Miriam Makeba - Miriam Makeba (1960)
Aside from being able to write amusingly snarky comments about artists I don't like, finding wonderful stuff like this is probably what makes this 1001-step exercise in music appreciation so rewarding. Miriam Makeba was a South African Xhosa singer who was brought to the States by Harry Belafonte, who "discovered" her during one of his many trips to Africa. After listening to her first American album (which Belafonte produced), I can see why he was so smitten.
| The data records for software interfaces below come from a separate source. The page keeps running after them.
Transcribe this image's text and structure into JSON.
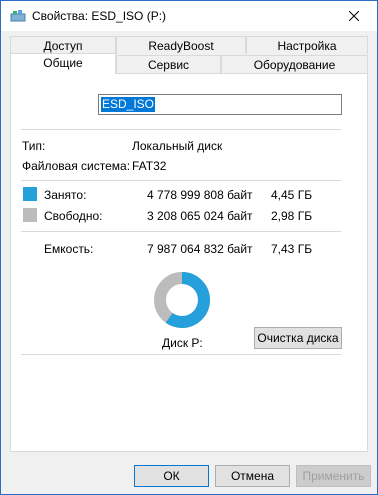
{
  "window": {
    "title": "Свойства: ESD_ISO (P:)"
  },
  "tabs": {
    "row1": [
      "Доступ",
      "ReadyBoost",
      "Настройка"
    ],
    "row2": [
      "Общие",
      "Сервис",
      "Оборудование"
    ],
    "active": "Общие"
  },
  "general": {
    "volume_name": "ESD_ISO",
    "type_label": "Тип:",
    "type_value": "Локальный диск",
    "fs_label": "Файловая система:",
    "fs_value": "FAT32",
    "used_label": "Занято:",
    "used_bytes": "4 778 999 808 байт",
    "used_size": "4,45 ГБ",
    "free_label": "Свободно:",
    "free_bytes": "3 208 065 024 байт",
    "free_size": "2,98 ГБ",
    "capacity_label": "Емкость:",
    "capacity_bytes": "7 987 064 832 байт",
    "capacity_size": "7,43 ГБ",
    "disk_label": "Диск P:",
    "cleanup_button": "Очистка диска",
    "used_fraction": 0.598
  },
  "colors": {
    "used": "#26a0da",
    "free": "#bcbcbc",
    "accent": "#0078d7"
  },
  "buttons": {
    "ok": "ОК",
    "cancel": "Отмена",
    "apply": "Применить"
  }
}
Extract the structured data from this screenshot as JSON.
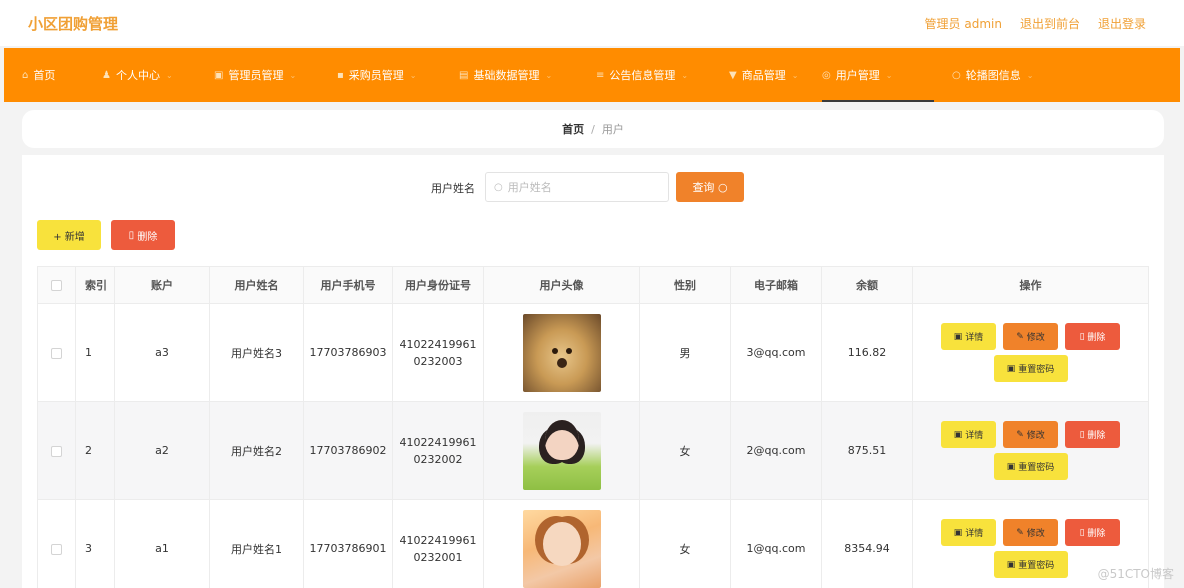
{
  "header": {
    "title": "小区团购管理",
    "links": [
      "管理员 admin",
      "退出到前台",
      "退出登录"
    ]
  },
  "nav": [
    {
      "label": "首页",
      "icon": "home-icon",
      "glyph": "⌂",
      "chevron": false
    },
    {
      "label": "个人中心",
      "icon": "user-icon",
      "glyph": "♟",
      "chevron": true
    },
    {
      "label": "管理员管理",
      "icon": "admin-icon",
      "glyph": "▣",
      "chevron": true
    },
    {
      "label": "采购员管理",
      "icon": "buyer-icon",
      "glyph": "▪",
      "chevron": true
    },
    {
      "label": "基础数据管理",
      "icon": "data-icon",
      "glyph": "▤",
      "chevron": true
    },
    {
      "label": "公告信息管理",
      "icon": "notice-icon",
      "glyph": "≡",
      "chevron": true
    },
    {
      "label": "商品管理",
      "icon": "goods-icon",
      "glyph": "▼",
      "chevron": true
    },
    {
      "label": "用户管理",
      "icon": "users-icon",
      "glyph": "◎",
      "chevron": true,
      "active": true
    },
    {
      "label": "轮播图信息",
      "icon": "carousel-icon",
      "glyph": "○",
      "chevron": true
    }
  ],
  "breadcrumb": {
    "home": "首页",
    "sep": "/",
    "current": "用户"
  },
  "search": {
    "label": "用户姓名",
    "placeholder": "用户姓名",
    "button": "查询"
  },
  "actions": {
    "add": "+ 新增",
    "delete": "删除"
  },
  "table": {
    "columns": [
      "",
      "索引",
      "账户",
      "用户姓名",
      "用户手机号",
      "用户身份证号",
      "用户头像",
      "性别",
      "电子邮箱",
      "余额",
      "操作"
    ],
    "rows": [
      {
        "index": "1",
        "account": "a3",
        "name": "用户姓名3",
        "phone": "17703786903",
        "id_line1": "41022419961",
        "id_line2": "0232003",
        "avatar": "puppy",
        "gender": "男",
        "email": "3@qq.com",
        "balance": "116.82"
      },
      {
        "index": "2",
        "account": "a2",
        "name": "用户姓名2",
        "phone": "17703786902",
        "id_line1": "41022419961",
        "id_line2": "0232002",
        "avatar": "girl",
        "gender": "女",
        "email": "2@qq.com",
        "balance": "875.51"
      },
      {
        "index": "3",
        "account": "a1",
        "name": "用户姓名1",
        "phone": "17703786901",
        "id_line1": "41022419961",
        "id_line2": "0232001",
        "avatar": "girl2",
        "gender": "女",
        "email": "1@qq.com",
        "balance": "8354.94"
      }
    ],
    "row_ops": {
      "detail": "详情",
      "edit": "修改",
      "delete": "删除",
      "reset": "重置密码"
    }
  },
  "watermark": "@51CTO博客"
}
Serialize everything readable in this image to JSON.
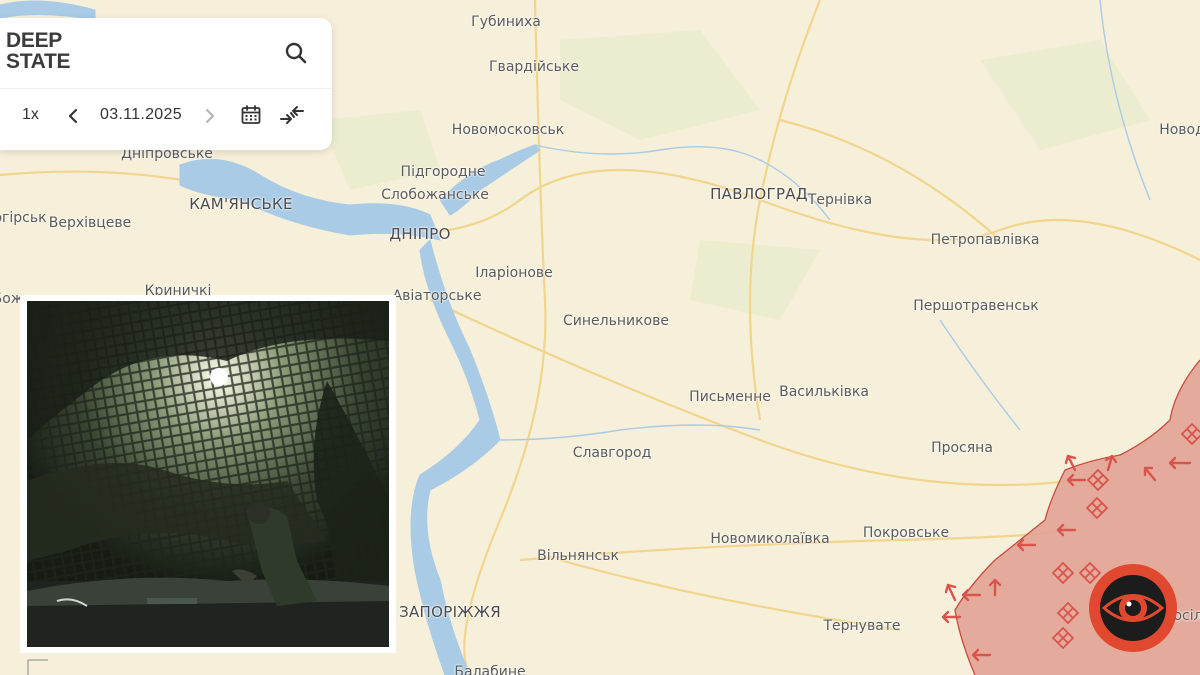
{
  "app": {
    "brand_line1": "DEEP",
    "brand_line2": "STATE"
  },
  "controls": {
    "speed": "1x",
    "date": "03.11.2025"
  },
  "colors": {
    "map_bg": "#f6efd9",
    "water": "#a9cbe6",
    "occupied": "#e2a396",
    "occupied_border": "#c94a3e",
    "arrow": "#d9544a",
    "road": "#f2d58d",
    "eye_ring": "#e0492f"
  },
  "icons": [
    "search-icon",
    "chevron-left-icon",
    "chevron-right-icon",
    "calendar-icon",
    "compare-arrows-icon",
    "eye-logo-icon"
  ],
  "places": [
    {
      "id": "gubynykha",
      "name": "Губиниха",
      "cls": "town"
    },
    {
      "id": "gvardiiske",
      "name": "Гвардійське",
      "cls": "town"
    },
    {
      "id": "novomoskovsk",
      "name": "Новомосковськ",
      "cls": "town"
    },
    {
      "id": "dniprovske",
      "name": "Дніпровське",
      "cls": "town"
    },
    {
      "id": "pidhorodne",
      "name": "Підгородне",
      "cls": "town"
    },
    {
      "id": "slobozhanske",
      "name": "Слобожанське",
      "cls": "town"
    },
    {
      "id": "kamianske",
      "name": "КАМ'ЯНСЬКЕ",
      "cls": "city"
    },
    {
      "id": "dnipro",
      "name": "ДНІПРО",
      "cls": "city"
    },
    {
      "id": "girsk",
      "name": "огірськ",
      "cls": "town"
    },
    {
      "id": "verkhivtseve",
      "name": "Верхівцеве",
      "cls": "town"
    },
    {
      "id": "kynychky",
      "name": "Криничкі",
      "cls": "town"
    },
    {
      "id": "bozh",
      "name": "Бож",
      "cls": "town"
    },
    {
      "id": "aviatorske",
      "name": "Авіаторське",
      "cls": "town"
    },
    {
      "id": "ilarionove",
      "name": "Іларіонове",
      "cls": "town"
    },
    {
      "id": "pavlohrad",
      "name": "ПАВЛОГРАД",
      "cls": "city"
    },
    {
      "id": "ternivka",
      "name": "Тернівка",
      "cls": "town"
    },
    {
      "id": "novod",
      "name": "Новод",
      "cls": "town"
    },
    {
      "id": "petropavlivka",
      "name": "Петропавлівка",
      "cls": "town"
    },
    {
      "id": "pershotravensk",
      "name": "Першотравенськ",
      "cls": "town"
    },
    {
      "id": "synelnykove",
      "name": "Синельникове",
      "cls": "town"
    },
    {
      "id": "pysmenne",
      "name": "Письменне",
      "cls": "town"
    },
    {
      "id": "vasylkivka",
      "name": "Васильківка",
      "cls": "town"
    },
    {
      "id": "slavhorod",
      "name": "Славгород",
      "cls": "town"
    },
    {
      "id": "prosiana",
      "name": "Просяна",
      "cls": "town"
    },
    {
      "id": "novomykolaivka",
      "name": "Новомиколаївка",
      "cls": "town"
    },
    {
      "id": "pokrovske",
      "name": "Покровське",
      "cls": "town"
    },
    {
      "id": "vilniansk",
      "name": "Вільнянськ",
      "cls": "town"
    },
    {
      "id": "zaporizhzhia",
      "name": "ЗАПОРІЖЖЯ",
      "cls": "city"
    },
    {
      "id": "ternuvate",
      "name": "Тернувате",
      "cls": "town"
    },
    {
      "id": "babyne",
      "name": "Балабине",
      "cls": "town"
    },
    {
      "id": "rosil",
      "name": "осіл",
      "cls": "town"
    }
  ]
}
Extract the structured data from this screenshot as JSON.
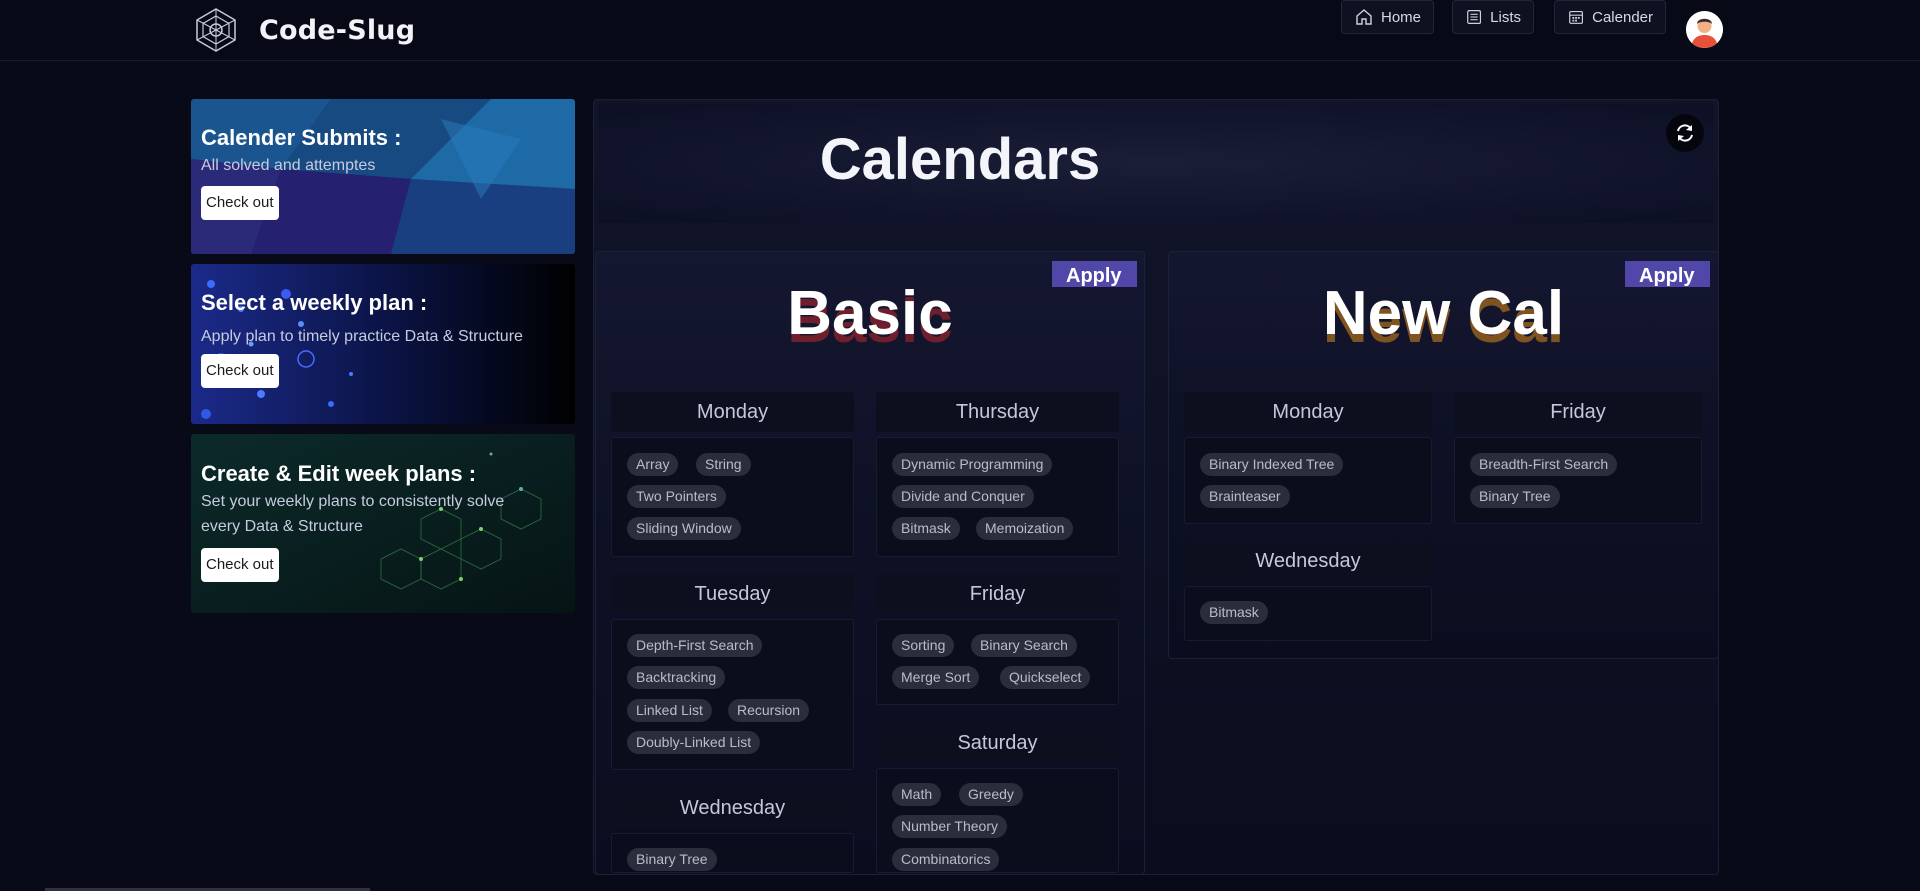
{
  "brand": {
    "name": "Code-Slug"
  },
  "nav": [
    {
      "label": "Home",
      "icon": "home-icon"
    },
    {
      "label": "Lists",
      "icon": "list-icon"
    },
    {
      "label": "Calender",
      "icon": "calendar-icon"
    }
  ],
  "promos": [
    {
      "title": "Calender Submits :",
      "text": "All solved and attemptes",
      "button": "Check out"
    },
    {
      "title": "Select a weekly plan :",
      "text": "Apply plan to timely practice Data & Structure",
      "button": "Check out"
    },
    {
      "title": "Create & Edit week plans :",
      "text": "Set your weekly plans to consistently solve every Data & Structure",
      "button": "Check out"
    }
  ],
  "page": {
    "title": "Calendars"
  },
  "calendars": [
    {
      "name": "Basic",
      "apply": "Apply",
      "shadow_color": "#7a1f2d",
      "days": [
        {
          "name": "Monday",
          "tags": [
            "Array",
            "String",
            "Two Pointers",
            "Sliding Window"
          ]
        },
        {
          "name": "Thursday",
          "tags": [
            "Dynamic Programming",
            "Divide and Conquer",
            "Bitmask",
            "Memoization"
          ]
        },
        {
          "name": "Tuesday",
          "tags": [
            "Depth-First Search",
            "Backtracking",
            "Linked List",
            "Recursion",
            "Doubly-Linked List"
          ]
        },
        {
          "name": "Friday",
          "tags": [
            "Sorting",
            "Binary Search",
            "Merge Sort",
            "Quickselect"
          ]
        },
        {
          "name": "Wednesday",
          "tags": [
            "Binary Tree"
          ]
        },
        {
          "name": "Saturday",
          "tags": [
            "Math",
            "Greedy",
            "Number Theory",
            "Combinatorics"
          ]
        }
      ]
    },
    {
      "name": "New Cal",
      "apply": "Apply",
      "shadow_color": "#8a5a1e",
      "days": [
        {
          "name": "Monday",
          "tags": [
            "Binary Indexed Tree",
            "Brainteaser"
          ]
        },
        {
          "name": "Friday",
          "tags": [
            "Breadth-First Search",
            "Binary Tree"
          ]
        },
        {
          "name": "Wednesday",
          "tags": [
            "Bitmask"
          ]
        }
      ]
    }
  ],
  "colors": {
    "accent": "#5147a8",
    "background": "#080a18"
  }
}
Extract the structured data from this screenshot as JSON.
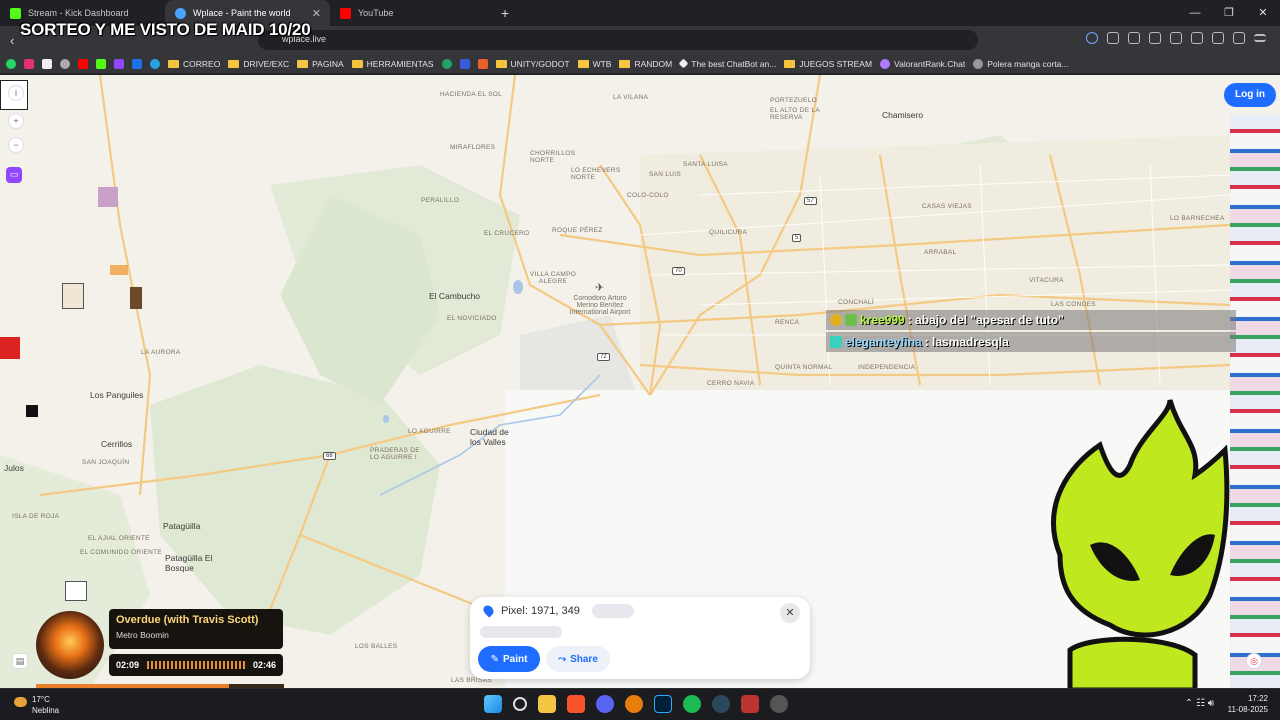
{
  "overlay": {
    "title": "SORTEO Y ME VISTO DE MAID 10/20"
  },
  "tabs": [
    {
      "label": "Stream - Kick Dashboard",
      "color": "#53fc18"
    },
    {
      "label": "Wplace - Paint the world",
      "color": "#4aa3ff"
    },
    {
      "label": "YouTube",
      "color": "#ff0000"
    }
  ],
  "address": {
    "url": "wplace.live"
  },
  "bookmarks": [
    "CORREO",
    "DRIVE/EXC",
    "PAGINA",
    "HERRAMIENTAS",
    "UNITY/GODOT",
    "WTB",
    "RANDOM",
    "The best ChatBot an...",
    "JUEGOS STREAM",
    "ValorantRank.Chat",
    "Polera manga corta..."
  ],
  "map": {
    "places": [
      "HACIENDA EL SOL",
      "LA VILANA",
      "PORTEZUELO",
      "EL ALTO DE LA RESERVA",
      "Chamisero",
      "MIRAFLORES",
      "CHORRILLOS NORTE",
      "SANTA LUISA",
      "SAN LUIS",
      "LO ECHEVERS NORTE",
      "COLO-COLO",
      "PERALILLO",
      "EL CRUCERO",
      "ROQUE PÉREZ",
      "QUILICURA",
      "CASAS VIEJAS",
      "LO BARNECHEA",
      "VILLA CAMPO ALEGRE",
      "El Cambucho",
      "Comodoro Arturo Merino Benítez International Airport",
      "LA AURORA",
      "ARRABAL",
      "VITACURA",
      "EL NOVICIADO",
      "CONCHALÍ",
      "RENCA",
      "LAS CONDES",
      "QUINTA NORMAL",
      "INDEPENDENCIA",
      "CERRO NAVIA",
      "Los Panguiles",
      "Cerrillos",
      "SAN JOAQUÍN",
      "LO AGUIRRE",
      "PRADERAS DE LO AGUIRRE I",
      "Ciudad de los Valles",
      "Julos",
      "ISLA DE ROJA",
      "EL AJIAL ORIENTE",
      "EL COMUNIDO ORIENTE",
      "Patagüilla",
      "Patagüilla El Bosque",
      "LAS BRISAS",
      "LOS BALLES"
    ],
    "routes": [
      "57",
      "5",
      "70",
      "72",
      "68"
    ]
  },
  "login": {
    "label": "Log in"
  },
  "chat": [
    {
      "user": "kree999",
      "message": ": abajo del \"apesar de tuto\"",
      "color": "#b5f542"
    },
    {
      "user": "eleganteyfina",
      "message": ": lasmadresqla",
      "color": "#8fd4ff"
    }
  ],
  "pixel_panel": {
    "coords": "Pixel: 1971, 349",
    "paint": "Paint",
    "share": "Share"
  },
  "now_playing": {
    "title": "Overdue (with Travis Scott)",
    "artist": "Metro Boomin",
    "elapsed": "02:09",
    "total": "02:46",
    "progress": 0.78
  },
  "taskbar": {
    "temp": "17°C",
    "weather": "Neblina",
    "time": "17:22",
    "date": "11-08-2025"
  }
}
One impressive aspect of Makeba's voice is that it sounds as comfortable and natural belting out standards like "House of the Rising Sun" as it does clicking and popping through the astonishing "Click Song". And her take on the classic South African pop hit "Mbube" - also known as "Wimaweh", also known as "The Lion Sleeps Tonight" - is so jubilant, so vital and throbbing with life, it leaves me struggling for the proper words to describe it.
As good as the music is, in this case, there is an even more incredible personal story behind that music. Makeba, who died in 2008 after a concert in Italy, was known as "Mama Africa" and "The Voice of Africa" for her tireless work against the Apartheid regime, which led to her 30-year exile from the homeland she so dearly loved. Oh, and did I mention she was incredibly beautiful? Thankfully for those of us too lazy to do all the research ourselves, there's a movie coming out about her life.
So far, 26 albums deep, this is my favorite new discovery, and it's going to take something pretty impressive to dislodge it from its perch.
I heard it before? No.
Do I like it? Yes. It's wonderful.
Am I keeping it? Yes.
Standout Tracks? "Mbube", "The Retreat Song", "The Click Song", "The Naughty Little Flea", "Nomeva"